Eating in Newfoundland can be an adventure all on its own. Take cod tongues, for instance; they can be super smooth or gelatinous, depending on how they were prepared and cooked. Cod cheeks, on the other hand, are perfect for a fish stew and are virtually indistinguishable from the rest of the fish. Fish means cod fish. All other fish are spoken of by their name – halibut, lobster, caplin, etc. If you want to order fish at a restaurant – be it a high-end eatery in St. John’s or a fish ‘n’ chips joint in an outport – ask if it’s fresh. If not, choose something else.

 

There are surprisingly few fish dishes in the home cooking repertoire. Baked or fried, rolled in flour, smoked or kippered, and served with vegetables are standard methods. Lobsters are usually boiled – alive. With crabs, only the legs are eaten. The hot new chefs have taken the old staples and prepared them in new ways, with mouth-watering results – and not just for fish. Asian herbs and vegetables, Mediterranean recipes, and Afghan desserts are opening minds. Twenty years ago you’d be hard pressed to find curry on any menu.
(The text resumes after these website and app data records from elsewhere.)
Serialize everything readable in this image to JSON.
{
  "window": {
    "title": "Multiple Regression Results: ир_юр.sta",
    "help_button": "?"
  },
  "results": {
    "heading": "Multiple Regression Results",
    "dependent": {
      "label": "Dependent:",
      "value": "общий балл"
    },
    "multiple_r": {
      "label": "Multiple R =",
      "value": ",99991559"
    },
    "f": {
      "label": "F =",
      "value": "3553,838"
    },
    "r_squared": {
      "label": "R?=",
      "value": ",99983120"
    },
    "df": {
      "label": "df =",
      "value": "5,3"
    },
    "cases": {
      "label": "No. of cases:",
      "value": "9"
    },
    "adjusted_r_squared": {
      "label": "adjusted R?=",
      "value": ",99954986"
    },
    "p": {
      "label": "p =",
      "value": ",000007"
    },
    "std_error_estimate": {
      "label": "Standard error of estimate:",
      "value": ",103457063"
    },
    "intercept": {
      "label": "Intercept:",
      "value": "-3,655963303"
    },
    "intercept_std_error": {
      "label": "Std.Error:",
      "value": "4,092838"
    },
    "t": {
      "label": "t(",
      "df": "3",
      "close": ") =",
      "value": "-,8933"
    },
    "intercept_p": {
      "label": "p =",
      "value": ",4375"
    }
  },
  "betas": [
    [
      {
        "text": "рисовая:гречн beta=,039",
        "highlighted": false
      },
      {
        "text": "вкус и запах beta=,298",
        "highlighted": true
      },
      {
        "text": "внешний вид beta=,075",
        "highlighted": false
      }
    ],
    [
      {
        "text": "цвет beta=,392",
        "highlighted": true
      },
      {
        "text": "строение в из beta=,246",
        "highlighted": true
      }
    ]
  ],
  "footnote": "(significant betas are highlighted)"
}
Today’s it’s a staple in many places, but don’t go looking for it in small communities where tradition holds sway.

 

The traditional dish is Jigg’s Dinner – boiled salt meat cooked in the same pot as vegetables – potatoes, carrots, parsnip, green cabbage, turnip, and perhaps pease pudding. It’s what sailors were fed centuries ago. Another staple is fish and brewis – salted cod cooked with hard bread that’s been soaked to soften it, topped by melted butter and maybe with some savoury, the traditional herb.

 

Local berries are very popular, especially low-bush wild blueberries which taste much better than their high-bush cousins and have a higher nutritional content, bakeapples (elsewhere called cloudberries), chuckly pears (Saskatoon berries), wild cranberries, currants, strawberries, raspberries, and partridge berries (mountain cranberries). They are cooked in desserts of all kinds, but are also found in jams, jellies and sauces. Home-made ice cream with bakeapple sauce and a glass of ice wine is as close to Nirvana as it gets.